At PLANOLY we are on a mission to create best-in-class tools that enable marketers, content creators, and small business owners to develop (and plan!) digital content that has both impact and longevity. We all know that the social media landscape is rapidly changing, and part of our evolution as a company is recognizing the increased focus (and opportunity) in the influencer marketing space. With the recent introduction of our affiliate marketing network, StyleLink.it, we’re further building out this umbrella of the PLANOLY experience to introduce new features that cater to both social media and influencer marketing. This article is a preface to these exciting updates and addresses an important starting point when working with influencers on a social media campaign. Enter the influencer brief.
The Brief: What and Why
A brief is a written overview of a brand’s campaign/project details, and overall expectations of what must be completed by the receiving party. In this case, influencer briefs serve as a solid starting point for influencers to understand the campaign objectives and how to best bring their sponsored content to life.
Influencers who are selected to participate in social media campaigns usually align with the brand’s aesthetic and/or values. The brief is an important starting to point to make sure both parties don’t forget to consider the brand’s overarching brand voice, aesthetic, and goals even if it’s a season-specific or new product launch campaign. While these parameters may seem daunting, they ultimately help focus and unify the content – especially when the campaign includes more than one influencer.
When it comes to specifics, the following section further outlines what influencers can expect to see when receiving a brief for sponsored social posts.
“Influencer briefs serve as a
solid starting point for
influencers to understand
the campaign objectives.”
Breaking Down the Brief
While briefs may vary from brand to brand, they typically include a few critical sections that help the influencer understand the logistics of the campaign and what should be included (both technically and creatively) in their content.
Brand Overview + Campaign Details –
The brief usually begins with an overview of the brand story followed by the campaign details which include the inspiration for the campaign, the product or initiative it’s tied to, and what the brand hopes to achieve with this particular project. This introduction helps paint the picture of who the brand is and how the campaign will build upon its values/product.
Timeline + Deliverables –
The next couple of sections (depending on the brand) typically include timeline and deliverables. Simply put, timelines include important dates for when the campaign goes live and the required day/period that the influencer is required to post. In some cases, brands may also want to see the influencer’s content before it goes and may include an additional step that includes timelines for content approval/revision.

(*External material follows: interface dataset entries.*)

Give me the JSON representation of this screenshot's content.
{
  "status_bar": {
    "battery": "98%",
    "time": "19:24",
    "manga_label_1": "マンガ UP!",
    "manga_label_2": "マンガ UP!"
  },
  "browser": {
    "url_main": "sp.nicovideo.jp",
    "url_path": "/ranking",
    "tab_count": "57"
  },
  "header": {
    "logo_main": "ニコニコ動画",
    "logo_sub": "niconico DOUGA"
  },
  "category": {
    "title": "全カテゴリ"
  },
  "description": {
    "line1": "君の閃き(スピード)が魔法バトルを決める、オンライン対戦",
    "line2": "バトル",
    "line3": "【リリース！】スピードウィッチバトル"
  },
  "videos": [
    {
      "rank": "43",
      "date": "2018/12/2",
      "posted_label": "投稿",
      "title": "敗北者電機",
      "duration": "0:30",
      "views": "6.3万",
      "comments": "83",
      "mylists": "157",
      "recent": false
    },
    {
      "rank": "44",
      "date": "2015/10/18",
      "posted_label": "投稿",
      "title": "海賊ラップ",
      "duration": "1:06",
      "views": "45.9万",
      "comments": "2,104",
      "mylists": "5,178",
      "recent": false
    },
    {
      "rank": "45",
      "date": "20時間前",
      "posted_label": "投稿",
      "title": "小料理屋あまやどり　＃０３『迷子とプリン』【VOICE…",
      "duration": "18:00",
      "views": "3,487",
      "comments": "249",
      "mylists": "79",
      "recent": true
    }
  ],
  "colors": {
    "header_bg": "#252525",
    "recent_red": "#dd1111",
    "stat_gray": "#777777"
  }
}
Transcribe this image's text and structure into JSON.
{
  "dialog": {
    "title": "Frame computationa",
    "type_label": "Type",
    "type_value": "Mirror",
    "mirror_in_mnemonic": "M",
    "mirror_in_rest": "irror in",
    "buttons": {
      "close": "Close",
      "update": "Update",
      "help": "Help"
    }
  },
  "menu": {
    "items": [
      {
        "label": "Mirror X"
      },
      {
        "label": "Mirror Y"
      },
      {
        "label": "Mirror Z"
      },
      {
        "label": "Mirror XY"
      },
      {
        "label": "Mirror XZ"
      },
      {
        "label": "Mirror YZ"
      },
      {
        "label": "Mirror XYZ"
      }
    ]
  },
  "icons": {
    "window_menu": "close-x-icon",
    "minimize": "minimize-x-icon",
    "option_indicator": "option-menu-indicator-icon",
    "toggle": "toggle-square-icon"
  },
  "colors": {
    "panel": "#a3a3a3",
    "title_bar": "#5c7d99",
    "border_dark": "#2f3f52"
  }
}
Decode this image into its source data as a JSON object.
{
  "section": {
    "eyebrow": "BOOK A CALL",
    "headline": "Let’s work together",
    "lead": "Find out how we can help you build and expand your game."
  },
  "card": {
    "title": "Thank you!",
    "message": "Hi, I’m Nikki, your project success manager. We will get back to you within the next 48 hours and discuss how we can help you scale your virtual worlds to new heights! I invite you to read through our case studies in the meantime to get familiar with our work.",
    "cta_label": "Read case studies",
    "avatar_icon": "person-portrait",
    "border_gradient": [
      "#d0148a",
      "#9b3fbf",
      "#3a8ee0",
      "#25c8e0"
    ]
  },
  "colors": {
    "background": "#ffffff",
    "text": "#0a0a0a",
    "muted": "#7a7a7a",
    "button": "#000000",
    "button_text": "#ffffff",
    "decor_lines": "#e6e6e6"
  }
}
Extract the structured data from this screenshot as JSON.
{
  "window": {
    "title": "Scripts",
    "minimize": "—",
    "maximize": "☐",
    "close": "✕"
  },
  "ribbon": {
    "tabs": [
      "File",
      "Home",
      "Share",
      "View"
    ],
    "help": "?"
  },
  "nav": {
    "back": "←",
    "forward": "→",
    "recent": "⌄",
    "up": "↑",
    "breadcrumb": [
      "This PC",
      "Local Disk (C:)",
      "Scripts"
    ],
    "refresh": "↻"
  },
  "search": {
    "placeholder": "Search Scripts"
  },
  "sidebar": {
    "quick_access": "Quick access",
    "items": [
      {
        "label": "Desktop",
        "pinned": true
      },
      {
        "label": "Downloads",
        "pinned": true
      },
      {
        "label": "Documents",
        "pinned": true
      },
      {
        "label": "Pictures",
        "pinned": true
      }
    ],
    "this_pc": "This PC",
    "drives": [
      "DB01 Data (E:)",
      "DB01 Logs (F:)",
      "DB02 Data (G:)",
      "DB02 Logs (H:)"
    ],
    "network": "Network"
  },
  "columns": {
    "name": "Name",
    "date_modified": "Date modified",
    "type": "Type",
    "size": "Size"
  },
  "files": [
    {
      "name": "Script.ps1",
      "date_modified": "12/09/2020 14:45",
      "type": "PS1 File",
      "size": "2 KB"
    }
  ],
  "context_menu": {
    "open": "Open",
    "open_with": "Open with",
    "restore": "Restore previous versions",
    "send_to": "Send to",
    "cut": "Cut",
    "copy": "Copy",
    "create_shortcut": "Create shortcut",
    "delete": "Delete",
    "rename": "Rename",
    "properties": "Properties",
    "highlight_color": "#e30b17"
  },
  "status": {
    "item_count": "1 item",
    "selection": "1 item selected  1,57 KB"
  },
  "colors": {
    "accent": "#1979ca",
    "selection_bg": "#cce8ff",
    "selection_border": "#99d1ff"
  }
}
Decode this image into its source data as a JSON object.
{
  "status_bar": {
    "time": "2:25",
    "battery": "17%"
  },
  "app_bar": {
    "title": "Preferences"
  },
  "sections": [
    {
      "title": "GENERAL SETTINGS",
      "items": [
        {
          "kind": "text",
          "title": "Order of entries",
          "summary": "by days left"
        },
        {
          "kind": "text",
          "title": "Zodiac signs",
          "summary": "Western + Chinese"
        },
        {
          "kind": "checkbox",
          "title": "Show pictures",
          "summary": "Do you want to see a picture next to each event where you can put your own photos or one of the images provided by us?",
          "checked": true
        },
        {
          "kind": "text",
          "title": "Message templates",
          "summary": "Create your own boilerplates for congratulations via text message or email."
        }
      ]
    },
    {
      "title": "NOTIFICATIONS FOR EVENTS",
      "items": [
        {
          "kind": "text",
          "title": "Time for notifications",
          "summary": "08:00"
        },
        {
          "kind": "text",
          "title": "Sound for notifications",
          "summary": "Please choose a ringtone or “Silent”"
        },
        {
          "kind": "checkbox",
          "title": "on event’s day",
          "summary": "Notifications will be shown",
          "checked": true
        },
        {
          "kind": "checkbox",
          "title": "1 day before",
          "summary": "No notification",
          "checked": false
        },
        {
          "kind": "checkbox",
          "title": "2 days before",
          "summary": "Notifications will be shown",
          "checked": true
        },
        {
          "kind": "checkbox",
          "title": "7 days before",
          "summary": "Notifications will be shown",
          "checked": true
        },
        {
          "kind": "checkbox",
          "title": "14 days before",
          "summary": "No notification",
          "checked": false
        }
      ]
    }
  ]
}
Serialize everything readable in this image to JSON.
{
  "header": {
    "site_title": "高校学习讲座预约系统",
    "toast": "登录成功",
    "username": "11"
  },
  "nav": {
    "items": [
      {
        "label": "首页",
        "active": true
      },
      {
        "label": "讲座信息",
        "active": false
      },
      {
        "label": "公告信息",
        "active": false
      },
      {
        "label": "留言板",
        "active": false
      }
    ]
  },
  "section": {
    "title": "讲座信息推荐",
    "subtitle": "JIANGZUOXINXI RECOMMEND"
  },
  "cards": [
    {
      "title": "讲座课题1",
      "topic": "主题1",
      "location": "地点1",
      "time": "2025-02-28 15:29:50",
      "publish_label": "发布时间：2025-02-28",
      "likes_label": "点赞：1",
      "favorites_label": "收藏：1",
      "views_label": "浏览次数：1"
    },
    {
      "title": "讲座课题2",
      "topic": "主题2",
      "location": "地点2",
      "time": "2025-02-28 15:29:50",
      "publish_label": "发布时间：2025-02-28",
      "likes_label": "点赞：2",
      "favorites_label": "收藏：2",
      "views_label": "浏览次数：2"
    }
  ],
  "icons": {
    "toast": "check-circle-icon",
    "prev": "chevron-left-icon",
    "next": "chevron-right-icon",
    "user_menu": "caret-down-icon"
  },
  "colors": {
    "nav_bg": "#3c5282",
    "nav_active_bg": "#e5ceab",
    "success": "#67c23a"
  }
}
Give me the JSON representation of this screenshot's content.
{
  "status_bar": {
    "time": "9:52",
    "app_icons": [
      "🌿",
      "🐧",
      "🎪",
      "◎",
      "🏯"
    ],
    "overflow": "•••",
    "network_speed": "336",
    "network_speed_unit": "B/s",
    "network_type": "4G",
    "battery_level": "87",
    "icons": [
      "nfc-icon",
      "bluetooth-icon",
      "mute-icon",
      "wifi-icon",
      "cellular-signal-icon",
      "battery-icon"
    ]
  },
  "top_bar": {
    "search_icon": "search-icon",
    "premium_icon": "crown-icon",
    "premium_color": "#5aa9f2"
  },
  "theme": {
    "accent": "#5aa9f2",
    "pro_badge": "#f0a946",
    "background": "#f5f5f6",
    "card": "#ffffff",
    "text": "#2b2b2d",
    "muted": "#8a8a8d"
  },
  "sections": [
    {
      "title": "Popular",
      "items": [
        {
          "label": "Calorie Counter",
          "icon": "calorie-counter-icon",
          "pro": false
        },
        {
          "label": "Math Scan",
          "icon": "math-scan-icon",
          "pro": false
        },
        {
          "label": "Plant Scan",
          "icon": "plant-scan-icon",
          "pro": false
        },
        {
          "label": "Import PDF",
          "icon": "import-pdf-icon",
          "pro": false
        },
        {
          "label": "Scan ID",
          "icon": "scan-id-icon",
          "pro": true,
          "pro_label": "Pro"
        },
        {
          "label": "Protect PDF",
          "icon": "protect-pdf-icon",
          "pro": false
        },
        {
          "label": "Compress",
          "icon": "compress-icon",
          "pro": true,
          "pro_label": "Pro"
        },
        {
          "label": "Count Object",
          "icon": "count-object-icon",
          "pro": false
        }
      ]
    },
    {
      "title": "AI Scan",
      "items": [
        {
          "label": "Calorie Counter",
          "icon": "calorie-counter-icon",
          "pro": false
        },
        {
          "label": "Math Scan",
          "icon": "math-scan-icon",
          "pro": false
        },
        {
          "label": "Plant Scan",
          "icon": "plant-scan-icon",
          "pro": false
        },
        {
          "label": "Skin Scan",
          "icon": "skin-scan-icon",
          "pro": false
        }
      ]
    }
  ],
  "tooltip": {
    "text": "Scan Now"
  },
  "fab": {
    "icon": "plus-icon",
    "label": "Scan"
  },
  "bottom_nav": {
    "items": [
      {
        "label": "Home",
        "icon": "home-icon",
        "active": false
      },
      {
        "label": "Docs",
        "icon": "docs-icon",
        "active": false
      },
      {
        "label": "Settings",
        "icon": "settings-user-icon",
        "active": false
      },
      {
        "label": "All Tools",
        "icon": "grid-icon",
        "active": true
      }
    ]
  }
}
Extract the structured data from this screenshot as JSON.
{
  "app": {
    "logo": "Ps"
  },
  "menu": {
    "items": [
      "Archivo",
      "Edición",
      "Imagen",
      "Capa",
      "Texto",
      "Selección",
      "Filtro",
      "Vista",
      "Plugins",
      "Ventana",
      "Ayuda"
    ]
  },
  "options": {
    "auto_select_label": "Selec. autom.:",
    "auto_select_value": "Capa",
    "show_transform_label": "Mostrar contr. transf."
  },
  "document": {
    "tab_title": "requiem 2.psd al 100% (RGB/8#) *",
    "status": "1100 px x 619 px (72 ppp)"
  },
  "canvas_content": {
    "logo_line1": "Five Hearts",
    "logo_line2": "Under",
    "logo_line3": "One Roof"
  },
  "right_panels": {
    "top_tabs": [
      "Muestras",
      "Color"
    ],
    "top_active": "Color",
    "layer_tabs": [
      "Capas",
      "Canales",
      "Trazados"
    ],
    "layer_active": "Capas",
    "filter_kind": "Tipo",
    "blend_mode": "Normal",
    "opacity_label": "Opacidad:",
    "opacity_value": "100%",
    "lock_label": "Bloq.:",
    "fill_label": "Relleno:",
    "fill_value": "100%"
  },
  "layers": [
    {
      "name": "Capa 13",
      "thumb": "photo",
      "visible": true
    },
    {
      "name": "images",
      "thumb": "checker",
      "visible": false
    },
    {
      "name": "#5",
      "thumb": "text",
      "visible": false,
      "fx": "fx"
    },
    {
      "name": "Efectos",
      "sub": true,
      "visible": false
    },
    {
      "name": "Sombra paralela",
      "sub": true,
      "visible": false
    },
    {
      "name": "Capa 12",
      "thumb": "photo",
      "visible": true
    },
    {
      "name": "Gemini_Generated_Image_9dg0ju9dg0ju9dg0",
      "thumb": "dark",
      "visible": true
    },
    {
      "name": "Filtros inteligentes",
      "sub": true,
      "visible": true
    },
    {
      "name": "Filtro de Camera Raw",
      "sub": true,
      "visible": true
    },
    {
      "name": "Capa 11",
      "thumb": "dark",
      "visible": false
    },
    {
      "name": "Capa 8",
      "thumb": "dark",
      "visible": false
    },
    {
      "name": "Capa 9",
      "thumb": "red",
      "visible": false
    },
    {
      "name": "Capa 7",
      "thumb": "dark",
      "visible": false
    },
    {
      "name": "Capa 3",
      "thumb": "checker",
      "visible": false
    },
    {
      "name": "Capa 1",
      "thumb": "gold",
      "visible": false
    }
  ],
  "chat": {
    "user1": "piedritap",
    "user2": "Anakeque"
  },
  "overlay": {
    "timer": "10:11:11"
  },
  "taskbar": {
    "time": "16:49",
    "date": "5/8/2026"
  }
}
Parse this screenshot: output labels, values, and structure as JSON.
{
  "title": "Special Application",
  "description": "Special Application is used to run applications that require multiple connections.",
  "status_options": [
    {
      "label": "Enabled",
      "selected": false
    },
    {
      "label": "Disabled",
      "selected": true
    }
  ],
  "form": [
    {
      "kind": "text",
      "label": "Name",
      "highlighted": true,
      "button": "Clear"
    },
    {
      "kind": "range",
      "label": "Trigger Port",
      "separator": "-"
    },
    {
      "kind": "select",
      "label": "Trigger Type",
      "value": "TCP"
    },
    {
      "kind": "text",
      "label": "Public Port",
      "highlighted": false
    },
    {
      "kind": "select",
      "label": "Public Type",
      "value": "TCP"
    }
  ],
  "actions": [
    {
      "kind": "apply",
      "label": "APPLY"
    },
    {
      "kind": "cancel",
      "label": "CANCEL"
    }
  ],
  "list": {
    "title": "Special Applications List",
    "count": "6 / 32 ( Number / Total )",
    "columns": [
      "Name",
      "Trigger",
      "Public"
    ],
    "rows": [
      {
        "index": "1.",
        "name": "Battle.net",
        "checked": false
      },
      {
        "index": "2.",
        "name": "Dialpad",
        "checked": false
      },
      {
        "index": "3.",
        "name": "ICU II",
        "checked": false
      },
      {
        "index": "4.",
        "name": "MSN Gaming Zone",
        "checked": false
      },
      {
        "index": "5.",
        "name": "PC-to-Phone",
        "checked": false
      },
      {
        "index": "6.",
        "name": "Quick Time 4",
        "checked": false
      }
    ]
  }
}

Deliverables address the actual assets the influencer is required to create and deliver to satisfy the campaign requirements. This varies depending on the campaign, but typically includes the amount of content required by the influencer and the kind of content (i.e., visual vs. written, photos vs. video, and so on).
Messaging + Mentions –
Once the timeline and deliverables are established, the brief transitions into more details about what the post content should include (and in some cases, what it shouldn’t!). Logistically, this includes the required FTC disclosures, brand handles, mentions, and campaign hashtags. If a brand is known for its highly distinct aesthetic or copy, this section may also emphasize the importance of adhering to these details in a post’s creative.
Creative + Content –
With the above said, some brands may take this a step further with example visuals/creative for influencers to look at as a starting point for their own posts. From mood-boards to style guides, these references range from detailed instructions (i.e., framing the actual visual composition of what should be included in the posts) to a more loose inspiration that sets the tone for the imagery that the influencers can then reimagine for their own content.
Legal + Payment Terms –
Once the above details are fleshed out, the brief will usually end with legal and payment terms. The legal section outlines ownership and usage rights of the content created by the influencer (these terms vary based on the campaign, brand, and amount of content being created). Subsequently, payment terms are listed with a brand’s billing info/contact, invoicing and paperwork instructions, and how long it will take for the influencer to be paid – these periods typically range from NET 30 to NET 60 payment.
“Campaigns are collaborative
efforts, and the best results
happen when both parties are aligned
on all aspects of the campaign.”
Even with this deep-dive into each section of what’s typically included in an influencer brief, one big takeaway we want to mention is that it’s important for both brands and influencers to remain in contact with one another. At the end of the day, these campaigns are collaborative efforts, and the best results happen when both parties are aligned on all aspects of the campaign. Stay tuned to see what features we’re rolling out that will make this communication process seamless from start to finish!
Update 11/14: The FTC recently released a disclosure statement for working with social media influencers. You can review the full document here.